Please write out the data below once more, exactly as it stands.

Top of Supplied material

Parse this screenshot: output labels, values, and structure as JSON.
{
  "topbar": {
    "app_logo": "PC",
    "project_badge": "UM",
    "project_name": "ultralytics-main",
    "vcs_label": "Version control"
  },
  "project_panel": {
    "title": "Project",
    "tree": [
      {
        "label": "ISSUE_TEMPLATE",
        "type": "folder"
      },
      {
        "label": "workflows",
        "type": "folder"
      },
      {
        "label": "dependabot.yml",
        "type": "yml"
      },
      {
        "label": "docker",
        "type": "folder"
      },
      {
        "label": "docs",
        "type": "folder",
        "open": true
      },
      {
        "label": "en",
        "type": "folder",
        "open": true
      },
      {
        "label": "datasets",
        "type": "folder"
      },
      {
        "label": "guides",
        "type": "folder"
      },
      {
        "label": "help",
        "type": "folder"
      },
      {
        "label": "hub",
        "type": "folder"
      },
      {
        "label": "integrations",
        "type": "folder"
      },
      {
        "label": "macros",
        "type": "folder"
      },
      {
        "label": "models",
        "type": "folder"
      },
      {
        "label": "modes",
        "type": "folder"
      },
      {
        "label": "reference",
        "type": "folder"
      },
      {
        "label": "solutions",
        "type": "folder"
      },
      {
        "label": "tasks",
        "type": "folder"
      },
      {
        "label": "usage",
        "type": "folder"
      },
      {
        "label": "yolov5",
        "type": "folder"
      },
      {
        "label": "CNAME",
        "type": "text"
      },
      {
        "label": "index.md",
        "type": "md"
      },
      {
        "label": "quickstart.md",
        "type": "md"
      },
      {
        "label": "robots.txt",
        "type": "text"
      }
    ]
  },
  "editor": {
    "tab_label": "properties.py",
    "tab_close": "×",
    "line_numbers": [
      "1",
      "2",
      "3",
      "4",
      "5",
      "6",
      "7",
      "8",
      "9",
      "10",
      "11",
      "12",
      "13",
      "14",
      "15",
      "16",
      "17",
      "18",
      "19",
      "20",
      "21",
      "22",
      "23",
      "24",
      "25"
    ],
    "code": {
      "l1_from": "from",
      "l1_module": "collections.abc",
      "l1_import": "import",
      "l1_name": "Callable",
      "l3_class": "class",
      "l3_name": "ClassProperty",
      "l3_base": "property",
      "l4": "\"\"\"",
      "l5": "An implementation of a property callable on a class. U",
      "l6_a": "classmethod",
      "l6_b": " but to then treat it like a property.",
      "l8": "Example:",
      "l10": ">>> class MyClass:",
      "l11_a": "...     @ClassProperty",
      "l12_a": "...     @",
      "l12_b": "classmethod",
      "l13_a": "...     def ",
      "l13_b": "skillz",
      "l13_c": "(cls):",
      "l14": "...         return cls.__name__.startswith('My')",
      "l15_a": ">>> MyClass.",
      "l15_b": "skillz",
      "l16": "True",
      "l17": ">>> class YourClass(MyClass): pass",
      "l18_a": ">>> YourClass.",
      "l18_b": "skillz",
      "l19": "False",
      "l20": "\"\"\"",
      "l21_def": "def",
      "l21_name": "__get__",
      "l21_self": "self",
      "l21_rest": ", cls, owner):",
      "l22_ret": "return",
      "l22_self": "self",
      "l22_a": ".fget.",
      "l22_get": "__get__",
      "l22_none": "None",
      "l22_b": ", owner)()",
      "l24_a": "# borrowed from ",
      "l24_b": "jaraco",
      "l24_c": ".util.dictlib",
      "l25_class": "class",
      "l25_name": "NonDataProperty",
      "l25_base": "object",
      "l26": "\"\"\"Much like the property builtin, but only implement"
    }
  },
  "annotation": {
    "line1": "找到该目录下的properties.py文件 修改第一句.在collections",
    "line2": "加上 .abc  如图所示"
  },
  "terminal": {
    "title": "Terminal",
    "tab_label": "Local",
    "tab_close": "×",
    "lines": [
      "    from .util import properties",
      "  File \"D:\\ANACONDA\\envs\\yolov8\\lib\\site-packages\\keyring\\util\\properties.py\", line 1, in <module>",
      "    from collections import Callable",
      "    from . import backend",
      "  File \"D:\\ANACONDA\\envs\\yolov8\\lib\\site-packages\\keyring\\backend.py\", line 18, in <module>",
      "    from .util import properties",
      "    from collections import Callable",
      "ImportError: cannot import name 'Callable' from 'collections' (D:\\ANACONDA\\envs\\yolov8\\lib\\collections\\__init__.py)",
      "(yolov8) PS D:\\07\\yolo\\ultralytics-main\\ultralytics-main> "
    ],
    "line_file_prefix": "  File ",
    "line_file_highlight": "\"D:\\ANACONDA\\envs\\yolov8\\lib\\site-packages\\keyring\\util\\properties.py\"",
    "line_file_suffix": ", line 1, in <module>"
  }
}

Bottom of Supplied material

__Answer to the exercise__
Parse this screenshot: output labels, values, and structure as JSON.
{
  "topbar": {
    "app_logo": "PC",
    "project_badge": "UM",
    "project_name": "ultralytics-main",
    "vcs_label": "Version control"
  },
  "project_panel": {
    "title": "Project",
    "tree": [
      {
        "label": "ISSUE_TEMPLATE",
        "type": "folder"
      },
      {
        "label": "workflows",
        "type": "folder"
      },
      {
        "label": "dependabot.yml",
        "type": "yml"
      },
      {
        "label": "docker",
        "type": "folder"
      },
      {
        "label": "docs",
        "type": "folder",
        "open": true
      },
      {
        "label": "en",
        "type": "folder",
        "open": true
      },
      {
        "label": "datasets",
        "type": "folder"
      },
      {
        "label": "guides",
        "type": "folder"
      },
      {
        "label": "help",
        "type": "folder"
      },
      {
        "label": "hub",
        "type": "folder"
      },
      {
        "label": "integrations",
        "type": "folder"
      },
      {
        "label": "macros",
        "type": "folder"
      },
      {
        "label": "models",
        "type": "folder"
      },
      {
        "label": "modes",
        "type": "folder"
      },
      {
        "label": "reference",
        "type": "folder"
      },
      {
        "label": "solutions",
        "type": "folder"
      },
      {
        "label": "tasks",
        "type": "folder"
      },
      {
        "label": "usage",
        "type": "folder"
      },
      {
        "label": "yolov5",
        "type": "folder"
      },
      {
        "label": "CNAME",
        "type": "text"
      },
      {
        "label": "index.md",
        "type": "md"
      },
      {
        "label": "quickstart.md",
        "type": "md"
      },
      {
        "label": "robots.txt",
        "type": "text"
      }
    ]
  },
  "editor": {
    "tab_label": "properties.py",
    "tab_close": "×",
    "line_numbers": [
      "1",
      "2",
      "3",
      "4",
      "5",
      "6",
      "7",
      "8",
      "9",
      "10",
      "11",
      "12",
      "13",
      "14",
      "15",
      "16",
      "17",
      "18",
      "19",
      "20",
      "21",
      "22",
      "23",
      "24",
      "25"
    ],
    "code": {
      "l1_from": "from",
      "l1_module": "collections.abc",
      "l1_import": "import",
      "l1_name": "Callable",
      "l3_class": "class",
      "l3_name": "ClassProperty",
      "l3_base": "property",
      "l4": "\"\"\"",
      "l5": "An implementation of a property callable on a class. U",
      "l6_a": "classmethod",
      "l6_b": " but to then treat it like a property.",
      "l8": "Example:",
      "l10": ">>> class MyClass:",
      "l11_a": "...     @ClassProperty",
      "l12_a": "...     @",
      "l12_b": "classmethod",
      "l13_a": "...     def ",
      "l13_b": "skillz",
      "l13_c": "(cls):",
      "l14": "...         return cls.__name__.startswith('My')",
      "l15_a": ">>> MyClass.",
      "l15_b": "skillz",
      "l16": "True",
      "l17": ">>> class YourClass(MyClass): pass",
      "l18_a": ">>> YourClass.",
      "l18_b": "skillz",
      "l19": "False",
      "l20": "\"\"\"",
      "l21_def": "def",
      "l21_name": "__get__",
      "l21_self": "self",
      "l21_rest": ", cls, owner):",
      "l22_ret": "return",
      "l22_self": "self",
      "l22_a": ".fget.",
      "l22_get": "__get__",
      "l22_none": "None",
      "l22_b": ", owner)()",
      "l24_a": "# borrowed from ",
      "l24_b": "jaraco",
      "l24_c": ".util.dictlib",
      "l25_class": "class",
      "l25_name": "NonDataProperty",
      "l25_base": "object",
      "l26": "\"\"\"Much like the property builtin, but only implement"
    }
  },
  "annotation": {
    "line1": "找到该目录下的properties.py文件 修改第一句.在collections",
    "line2": "加上 .abc  如图所示"
  },
  "terminal": {
    "title": "Terminal",
    "tab_label": "Local",
    "tab_close": "×",
    "lines": [
      "    from .util import properties",
      "  File \"D:\\ANACONDA\\envs\\yolov8\\lib\\site-packages\\keyring\\util\\properties.py\", line 1, in <module>",
      "    from collections import Callable",
      "    from . import backend",
      "  File \"D:\\ANACONDA\\envs\\yolov8\\lib\\site-packages\\keyring\\backend.py\", line 18, in <module>",
      "    from .util import properties",
      "    from collections import Callable",
      "ImportError: cannot import name 'Callable' from 'collections' (D:\\ANACONDA\\envs\\yolov8\\lib\\collections\\__init__.py)",
      "(yolov8) PS D:\\07\\yolo\\ultralytics-main\\ultralytics-main> "
    ],
    "line_file_prefix": "  File ",
    "line_file_highlight": "\"D:\\ANACONDA\\envs\\yolov8\\lib\\site-packages\\keyring\\util\\properties.py\"",
    "line_file_suffix": ", line 1, in <module>"
  }
}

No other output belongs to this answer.